▸ EXERCISE DESCRIPTION
Filter the entries that follow, copying every line in which the word "channel" appears.

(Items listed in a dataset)
- - -
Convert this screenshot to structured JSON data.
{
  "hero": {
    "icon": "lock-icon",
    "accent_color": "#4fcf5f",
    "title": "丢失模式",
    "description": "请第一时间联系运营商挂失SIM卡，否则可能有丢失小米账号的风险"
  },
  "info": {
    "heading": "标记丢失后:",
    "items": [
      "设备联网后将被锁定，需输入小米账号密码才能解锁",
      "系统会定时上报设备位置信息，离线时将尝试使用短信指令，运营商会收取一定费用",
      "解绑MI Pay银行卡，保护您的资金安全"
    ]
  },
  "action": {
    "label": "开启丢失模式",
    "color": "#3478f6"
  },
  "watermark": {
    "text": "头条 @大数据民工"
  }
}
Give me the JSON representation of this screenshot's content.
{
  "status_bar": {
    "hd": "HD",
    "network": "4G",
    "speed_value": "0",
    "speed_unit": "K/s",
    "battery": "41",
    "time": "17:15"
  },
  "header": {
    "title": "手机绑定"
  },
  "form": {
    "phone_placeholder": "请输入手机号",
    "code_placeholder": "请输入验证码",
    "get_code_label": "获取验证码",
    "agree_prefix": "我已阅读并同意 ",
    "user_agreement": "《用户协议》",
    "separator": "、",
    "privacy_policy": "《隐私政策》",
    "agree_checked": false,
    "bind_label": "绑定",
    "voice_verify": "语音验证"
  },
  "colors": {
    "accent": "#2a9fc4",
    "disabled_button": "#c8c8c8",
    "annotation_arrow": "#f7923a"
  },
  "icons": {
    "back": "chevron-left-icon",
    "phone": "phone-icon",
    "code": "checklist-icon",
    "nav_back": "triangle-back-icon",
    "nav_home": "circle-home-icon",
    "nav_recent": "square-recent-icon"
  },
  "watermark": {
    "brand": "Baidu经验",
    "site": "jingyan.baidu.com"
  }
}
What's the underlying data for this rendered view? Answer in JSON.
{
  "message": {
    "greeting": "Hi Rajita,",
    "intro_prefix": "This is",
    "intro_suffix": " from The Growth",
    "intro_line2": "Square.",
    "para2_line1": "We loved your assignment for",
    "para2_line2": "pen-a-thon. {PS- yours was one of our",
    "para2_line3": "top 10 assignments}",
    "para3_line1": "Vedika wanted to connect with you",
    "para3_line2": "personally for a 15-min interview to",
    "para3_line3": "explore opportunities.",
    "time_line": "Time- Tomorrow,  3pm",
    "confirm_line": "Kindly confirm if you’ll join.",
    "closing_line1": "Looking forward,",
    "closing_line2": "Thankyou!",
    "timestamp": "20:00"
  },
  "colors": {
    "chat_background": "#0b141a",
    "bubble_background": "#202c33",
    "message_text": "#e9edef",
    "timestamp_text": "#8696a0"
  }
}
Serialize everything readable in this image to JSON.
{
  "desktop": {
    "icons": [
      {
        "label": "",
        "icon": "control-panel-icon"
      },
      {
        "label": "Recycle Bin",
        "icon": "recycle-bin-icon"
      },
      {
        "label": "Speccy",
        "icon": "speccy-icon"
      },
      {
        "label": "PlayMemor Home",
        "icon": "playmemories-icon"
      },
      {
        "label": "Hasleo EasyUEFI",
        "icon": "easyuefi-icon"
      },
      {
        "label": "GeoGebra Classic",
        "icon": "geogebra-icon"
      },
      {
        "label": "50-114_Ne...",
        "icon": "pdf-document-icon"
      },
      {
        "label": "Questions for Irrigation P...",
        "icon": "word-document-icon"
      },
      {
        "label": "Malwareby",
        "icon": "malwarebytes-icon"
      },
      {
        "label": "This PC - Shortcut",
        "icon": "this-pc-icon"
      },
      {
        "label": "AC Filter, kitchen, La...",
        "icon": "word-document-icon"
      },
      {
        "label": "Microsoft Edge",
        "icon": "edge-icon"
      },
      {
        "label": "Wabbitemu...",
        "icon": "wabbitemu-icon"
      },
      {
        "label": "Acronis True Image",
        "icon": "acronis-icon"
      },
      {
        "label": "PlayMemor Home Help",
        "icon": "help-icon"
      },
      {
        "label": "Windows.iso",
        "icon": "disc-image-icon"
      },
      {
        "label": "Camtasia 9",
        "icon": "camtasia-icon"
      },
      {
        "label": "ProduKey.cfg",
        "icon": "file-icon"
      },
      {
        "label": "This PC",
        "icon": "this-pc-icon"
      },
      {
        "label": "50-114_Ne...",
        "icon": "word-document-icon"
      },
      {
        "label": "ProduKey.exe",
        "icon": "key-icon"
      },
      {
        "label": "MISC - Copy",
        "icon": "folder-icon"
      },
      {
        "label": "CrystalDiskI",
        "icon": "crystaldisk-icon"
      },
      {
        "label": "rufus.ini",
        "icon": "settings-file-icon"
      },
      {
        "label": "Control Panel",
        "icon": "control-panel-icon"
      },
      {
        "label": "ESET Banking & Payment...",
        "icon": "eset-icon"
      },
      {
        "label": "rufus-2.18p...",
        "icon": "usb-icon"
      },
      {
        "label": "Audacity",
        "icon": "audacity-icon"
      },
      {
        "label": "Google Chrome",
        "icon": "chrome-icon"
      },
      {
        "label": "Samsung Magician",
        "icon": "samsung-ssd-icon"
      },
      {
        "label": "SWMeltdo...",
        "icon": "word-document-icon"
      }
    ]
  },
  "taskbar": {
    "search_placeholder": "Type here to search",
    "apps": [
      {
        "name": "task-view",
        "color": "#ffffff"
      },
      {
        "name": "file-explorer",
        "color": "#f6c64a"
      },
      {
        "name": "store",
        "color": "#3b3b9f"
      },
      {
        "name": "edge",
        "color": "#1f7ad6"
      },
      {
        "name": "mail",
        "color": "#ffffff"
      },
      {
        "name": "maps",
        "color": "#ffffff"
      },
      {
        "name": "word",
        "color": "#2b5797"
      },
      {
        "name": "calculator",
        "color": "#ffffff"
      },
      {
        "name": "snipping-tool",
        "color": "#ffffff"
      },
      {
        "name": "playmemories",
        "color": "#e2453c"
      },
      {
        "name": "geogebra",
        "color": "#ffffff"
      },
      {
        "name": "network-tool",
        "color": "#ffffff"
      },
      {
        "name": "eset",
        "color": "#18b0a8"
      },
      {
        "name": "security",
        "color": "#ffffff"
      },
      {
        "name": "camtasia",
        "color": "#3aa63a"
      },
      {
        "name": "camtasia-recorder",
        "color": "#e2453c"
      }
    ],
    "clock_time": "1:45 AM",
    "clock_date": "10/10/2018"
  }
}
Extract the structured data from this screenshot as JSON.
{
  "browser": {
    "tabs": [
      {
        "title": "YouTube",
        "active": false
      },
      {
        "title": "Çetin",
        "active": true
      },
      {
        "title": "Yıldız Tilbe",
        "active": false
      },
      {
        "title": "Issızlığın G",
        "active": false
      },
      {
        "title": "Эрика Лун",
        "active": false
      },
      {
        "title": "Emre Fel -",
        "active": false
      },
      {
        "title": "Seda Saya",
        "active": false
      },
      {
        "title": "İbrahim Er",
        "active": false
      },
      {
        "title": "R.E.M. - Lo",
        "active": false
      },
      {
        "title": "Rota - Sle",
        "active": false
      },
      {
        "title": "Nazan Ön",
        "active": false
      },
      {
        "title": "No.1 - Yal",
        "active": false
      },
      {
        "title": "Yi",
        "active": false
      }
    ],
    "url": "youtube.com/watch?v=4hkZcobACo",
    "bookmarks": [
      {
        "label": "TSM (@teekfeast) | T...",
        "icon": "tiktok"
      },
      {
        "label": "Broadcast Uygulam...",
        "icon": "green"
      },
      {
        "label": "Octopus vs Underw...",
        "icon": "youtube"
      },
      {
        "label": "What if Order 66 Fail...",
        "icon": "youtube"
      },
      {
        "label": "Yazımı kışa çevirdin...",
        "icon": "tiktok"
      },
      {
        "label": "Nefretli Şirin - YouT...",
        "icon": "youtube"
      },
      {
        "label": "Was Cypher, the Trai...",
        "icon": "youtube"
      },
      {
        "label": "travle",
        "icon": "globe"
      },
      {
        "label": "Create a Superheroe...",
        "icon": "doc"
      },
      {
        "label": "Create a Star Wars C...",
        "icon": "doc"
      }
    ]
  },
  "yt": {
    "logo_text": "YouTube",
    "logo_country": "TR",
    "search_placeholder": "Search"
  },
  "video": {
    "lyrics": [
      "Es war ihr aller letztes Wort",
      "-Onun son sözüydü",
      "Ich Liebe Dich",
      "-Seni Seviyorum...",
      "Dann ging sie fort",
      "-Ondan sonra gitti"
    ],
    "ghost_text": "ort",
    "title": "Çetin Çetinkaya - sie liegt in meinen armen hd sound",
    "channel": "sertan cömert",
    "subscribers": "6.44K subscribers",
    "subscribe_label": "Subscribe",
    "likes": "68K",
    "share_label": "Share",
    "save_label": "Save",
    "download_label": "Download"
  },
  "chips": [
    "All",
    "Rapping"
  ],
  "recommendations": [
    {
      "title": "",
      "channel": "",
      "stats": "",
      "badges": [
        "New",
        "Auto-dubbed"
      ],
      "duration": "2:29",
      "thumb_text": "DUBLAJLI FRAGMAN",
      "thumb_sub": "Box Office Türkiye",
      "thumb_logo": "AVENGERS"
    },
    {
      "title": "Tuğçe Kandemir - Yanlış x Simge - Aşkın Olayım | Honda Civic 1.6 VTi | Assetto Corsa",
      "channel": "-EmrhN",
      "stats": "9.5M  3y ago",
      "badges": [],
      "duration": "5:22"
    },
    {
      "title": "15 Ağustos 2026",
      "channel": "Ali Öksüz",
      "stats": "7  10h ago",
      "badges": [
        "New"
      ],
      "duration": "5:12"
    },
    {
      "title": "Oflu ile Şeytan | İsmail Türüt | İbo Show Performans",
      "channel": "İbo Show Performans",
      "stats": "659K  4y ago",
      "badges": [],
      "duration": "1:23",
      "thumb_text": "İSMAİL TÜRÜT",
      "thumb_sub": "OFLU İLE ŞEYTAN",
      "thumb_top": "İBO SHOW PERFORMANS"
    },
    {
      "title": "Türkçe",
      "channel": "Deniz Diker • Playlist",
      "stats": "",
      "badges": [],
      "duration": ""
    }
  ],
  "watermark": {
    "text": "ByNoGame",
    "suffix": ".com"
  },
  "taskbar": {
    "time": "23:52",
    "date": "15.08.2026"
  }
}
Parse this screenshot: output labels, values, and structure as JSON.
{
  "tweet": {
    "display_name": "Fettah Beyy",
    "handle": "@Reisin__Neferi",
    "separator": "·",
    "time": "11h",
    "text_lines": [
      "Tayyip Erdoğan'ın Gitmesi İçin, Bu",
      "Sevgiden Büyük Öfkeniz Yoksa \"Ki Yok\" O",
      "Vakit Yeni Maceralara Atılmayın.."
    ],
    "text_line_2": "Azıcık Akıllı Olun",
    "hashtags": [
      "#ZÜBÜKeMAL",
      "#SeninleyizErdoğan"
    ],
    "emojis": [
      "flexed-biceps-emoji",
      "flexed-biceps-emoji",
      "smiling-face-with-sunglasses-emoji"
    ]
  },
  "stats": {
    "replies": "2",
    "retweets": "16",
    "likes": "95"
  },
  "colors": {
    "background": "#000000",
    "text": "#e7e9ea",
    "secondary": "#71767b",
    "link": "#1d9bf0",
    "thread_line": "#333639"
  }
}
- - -
▸ RESPONSE AREA
    "channel": "sertan cömert",
      "channel": "",
      "channel": "-EmrhN",
      "channel": "Ali Öksüz",
      "channel": "İbo Show Performans",
      "channel": "Deniz Diker • Playlist",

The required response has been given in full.